§ Prompt
Every line with "year" in it should be copied from the data.
*** Opening of Data provided ***
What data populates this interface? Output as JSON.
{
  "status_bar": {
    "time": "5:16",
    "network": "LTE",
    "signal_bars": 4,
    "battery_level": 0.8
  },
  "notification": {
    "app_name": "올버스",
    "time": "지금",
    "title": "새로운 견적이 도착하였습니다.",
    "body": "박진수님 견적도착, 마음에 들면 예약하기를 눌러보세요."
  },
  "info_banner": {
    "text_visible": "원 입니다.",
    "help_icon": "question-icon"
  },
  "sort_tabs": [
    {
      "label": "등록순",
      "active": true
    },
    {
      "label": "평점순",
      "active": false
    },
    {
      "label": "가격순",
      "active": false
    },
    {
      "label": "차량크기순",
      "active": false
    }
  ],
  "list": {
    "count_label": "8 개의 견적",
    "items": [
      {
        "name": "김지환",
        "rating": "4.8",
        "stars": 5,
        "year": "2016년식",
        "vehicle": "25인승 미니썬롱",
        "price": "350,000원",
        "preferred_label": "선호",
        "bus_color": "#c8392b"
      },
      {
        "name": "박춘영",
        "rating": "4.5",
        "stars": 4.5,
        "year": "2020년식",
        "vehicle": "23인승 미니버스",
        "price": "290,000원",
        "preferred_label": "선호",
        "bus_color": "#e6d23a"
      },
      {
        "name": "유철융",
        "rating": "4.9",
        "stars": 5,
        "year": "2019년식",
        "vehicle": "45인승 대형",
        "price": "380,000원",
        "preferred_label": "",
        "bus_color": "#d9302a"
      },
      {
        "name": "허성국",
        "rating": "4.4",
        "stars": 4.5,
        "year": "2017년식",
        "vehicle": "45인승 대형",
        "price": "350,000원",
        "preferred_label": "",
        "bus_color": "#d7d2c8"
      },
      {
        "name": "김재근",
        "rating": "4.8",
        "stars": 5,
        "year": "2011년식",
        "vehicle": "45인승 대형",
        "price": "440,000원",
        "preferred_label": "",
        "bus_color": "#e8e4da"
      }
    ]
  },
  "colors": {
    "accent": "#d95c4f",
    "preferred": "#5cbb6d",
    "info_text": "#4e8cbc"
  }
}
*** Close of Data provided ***
§ Completed exercise
        "year": "2016년식",
        "year": "2020년식",
        "year": "2019년식",
        "year": "2017년식",
        "year": "2011년식",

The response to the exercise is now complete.